==== GIVEN RECORDS

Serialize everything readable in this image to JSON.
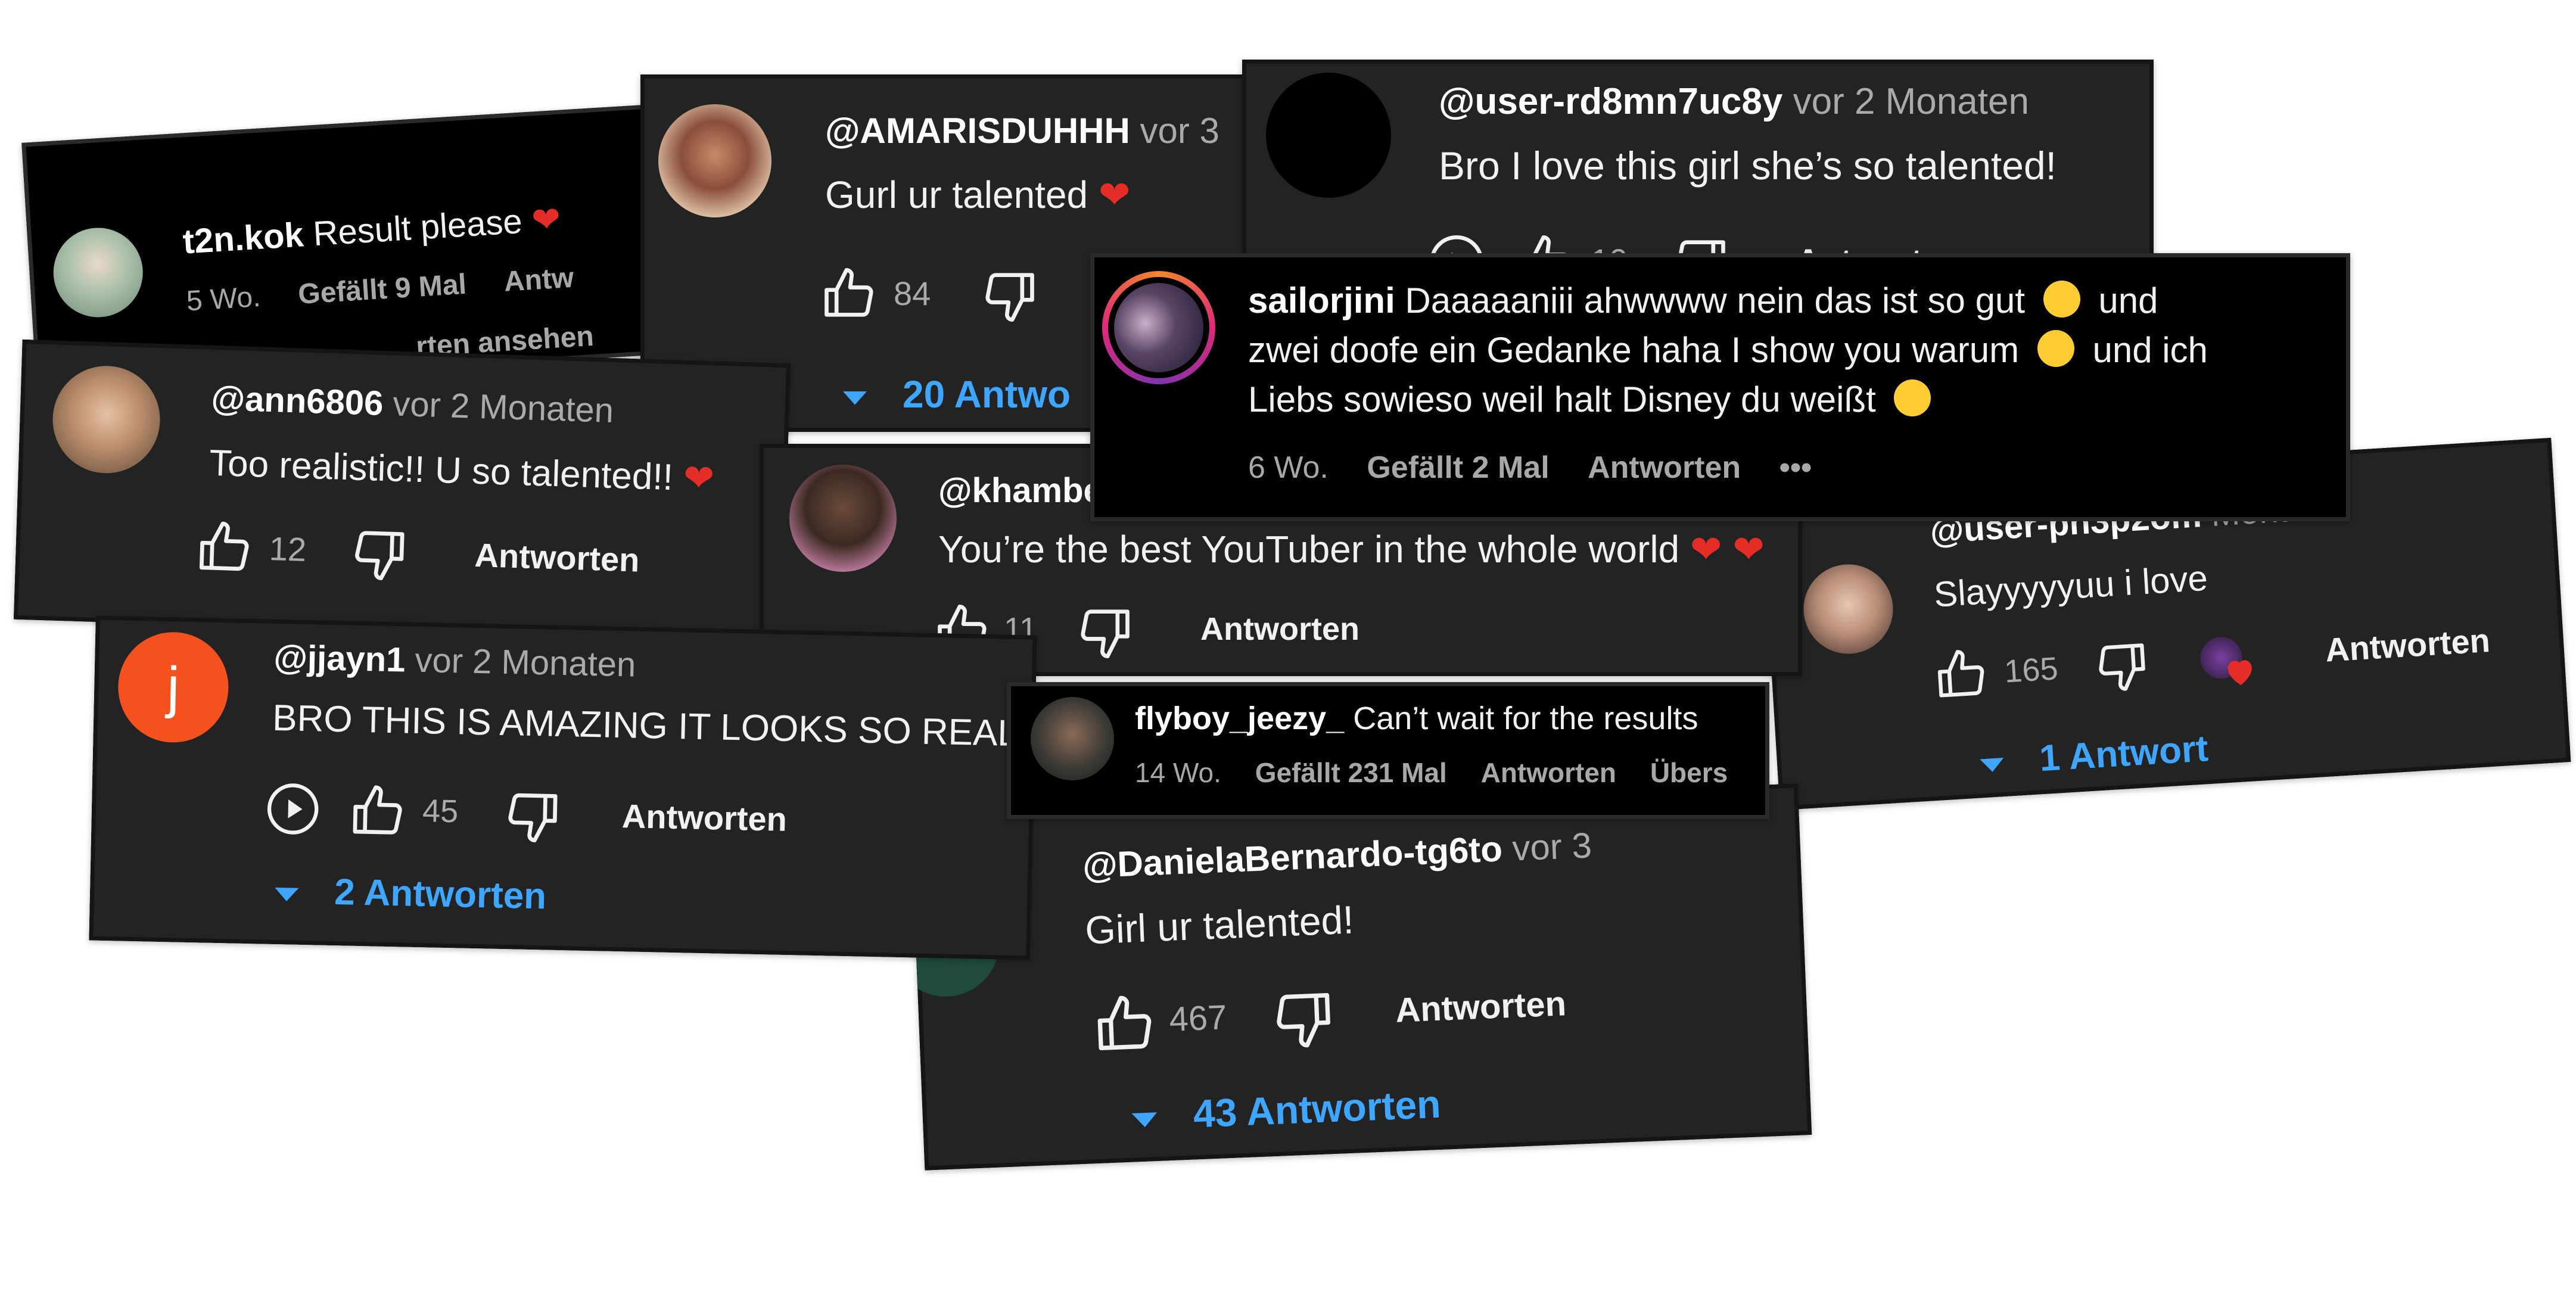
{
  "colors": {
    "card_bg": "#232323",
    "ig_bg": "#000000",
    "reply_link": "#3ea6ff",
    "meta": "#aaaaaa",
    "heart": "#e52d27",
    "avatar_j": "#f4511e"
  },
  "cards": {
    "t2n": {
      "user": "t2n.kok",
      "text": "Result please",
      "age": "5 Wo.",
      "likes": "Gefällt 9 Mal",
      "reply": "Antw",
      "view": "rten ansehen"
    },
    "amaris": {
      "user": "@AMARISDUHHH",
      "age": "vor 3",
      "text": "Gurl ur talented",
      "likes": "84",
      "replies": "20 Antwo"
    },
    "rd8": {
      "user": "@user-rd8mn7uc8y",
      "age": "vor 2 Monaten",
      "text": "Bro I love this girl she’s so talented!",
      "likes": "10",
      "reply": "Antworten"
    },
    "sailor": {
      "user": "sailorjini",
      "line1": "Daaaaaniii ahwwww nein das ist so gut",
      "line1b": "und",
      "line2": "zwei doofe ein Gedanke haha I show you warum",
      "line2b": "und ich",
      "line3": "Liebs sowieso weil halt Disney du weißt",
      "age": "6 Wo.",
      "likes": "Gefällt 2 Mal",
      "reply": "Antworten",
      "more": "•••"
    },
    "ann": {
      "user": "@ann6806",
      "age": "vor 2 Monaten",
      "text": "Too realistic!! U so talented!!",
      "likes": "12",
      "reply": "Antworten"
    },
    "kham": {
      "user": "@khambe",
      "text": "You’re the best YouTuber in the whole world",
      "likes": "11",
      "reply": "Antworten"
    },
    "slay": {
      "user": "@user-pn3p2om",
      "age": "Monaten",
      "text": "Slayyyyyuu i love",
      "likes": "165",
      "reply": "Antworten",
      "replies": "1 Antwort"
    },
    "jjayn": {
      "user": "@jjayn1",
      "age": "vor 2 Monaten",
      "text": "BRO THIS IS AMAZING IT LOOKS SO REAL",
      "avatar_letter": "j",
      "likes": "45",
      "reply": "Antworten",
      "replies": "2 Antworten"
    },
    "flyboy": {
      "user": "flyboy_jeezy_",
      "text": "Can’t wait for the results",
      "age": "14 Wo.",
      "likes": "Gefällt 231 Mal",
      "reply": "Antworten",
      "translate": "Übers"
    },
    "daniela": {
      "user": "@DanielaBernardo-tg6to",
      "age": "vor 3",
      "text": "Girl ur talented!",
      "likes": "467",
      "reply": "Antworten",
      "replies": "43 Antworten"
    }
  }
}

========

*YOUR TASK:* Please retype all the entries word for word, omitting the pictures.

*TASK SOLUTION:*
Serialize everything readable in this image to JSON.
{
  "colors": {
    "card_bg": "#232323",
    "ig_bg": "#000000",
    "reply_link": "#3ea6ff",
    "meta": "#aaaaaa",
    "heart": "#e52d27",
    "avatar_j": "#f4511e"
  },
  "cards": {
    "t2n": {
      "user": "t2n.kok",
      "text": "Result please",
      "age": "5 Wo.",
      "likes": "Gefällt 9 Mal",
      "reply": "Antw",
      "view": "rten ansehen"
    },
    "amaris": {
      "user": "@AMARISDUHHH",
      "age": "vor 3",
      "text": "Gurl ur talented",
      "likes": "84",
      "replies": "20 Antwo"
    },
    "rd8": {
      "user": "@user-rd8mn7uc8y",
      "age": "vor 2 Monaten",
      "text": "Bro I love this girl she’s so talented!",
      "likes": "10",
      "reply": "Antworten"
    },
    "sailor": {
      "user": "sailorjini",
      "line1": "Daaaaaniii ahwwww nein das ist so gut",
      "line1b": "und",
      "line2": "zwei doofe ein Gedanke haha I show you warum",
      "line2b": "und ich",
      "line3": "Liebs sowieso weil halt Disney du weißt",
      "age": "6 Wo.",
      "likes": "Gefällt 2 Mal",
      "reply": "Antworten",
      "more": "•••"
    },
    "ann": {
      "user": "@ann6806",
      "age": "vor 2 Monaten",
      "text": "Too realistic!! U so talented!!",
      "likes": "12",
      "reply": "Antworten"
    },
    "kham": {
      "user": "@khambe",
      "text": "You’re the best YouTuber in the whole world",
      "likes": "11",
      "reply": "Antworten"
    },
    "slay": {
      "user": "@user-pn3p2om",
      "age": "Monaten",
      "text": "Slayyyyyuu i love",
      "likes": "165",
      "reply": "Antworten",
      "replies": "1 Antwort"
    },
    "jjayn": {
      "user": "@jjayn1",
      "age": "vor 2 Monaten",
      "text": "BRO THIS IS AMAZING IT LOOKS SO REAL",
      "avatar_letter": "j",
      "likes": "45",
      "reply": "Antworten",
      "replies": "2 Antworten"
    },
    "flyboy": {
      "user": "flyboy_jeezy_",
      "text": "Can’t wait for the results",
      "age": "14 Wo.",
      "likes": "Gefällt 231 Mal",
      "reply": "Antworten",
      "translate": "Übers"
    },
    "daniela": {
      "user": "@DanielaBernardo-tg6to",
      "age": "vor 3",
      "text": "Girl ur talented!",
      "likes": "467",
      "reply": "Antworten",
      "replies": "43 Antworten"
    }
  }
}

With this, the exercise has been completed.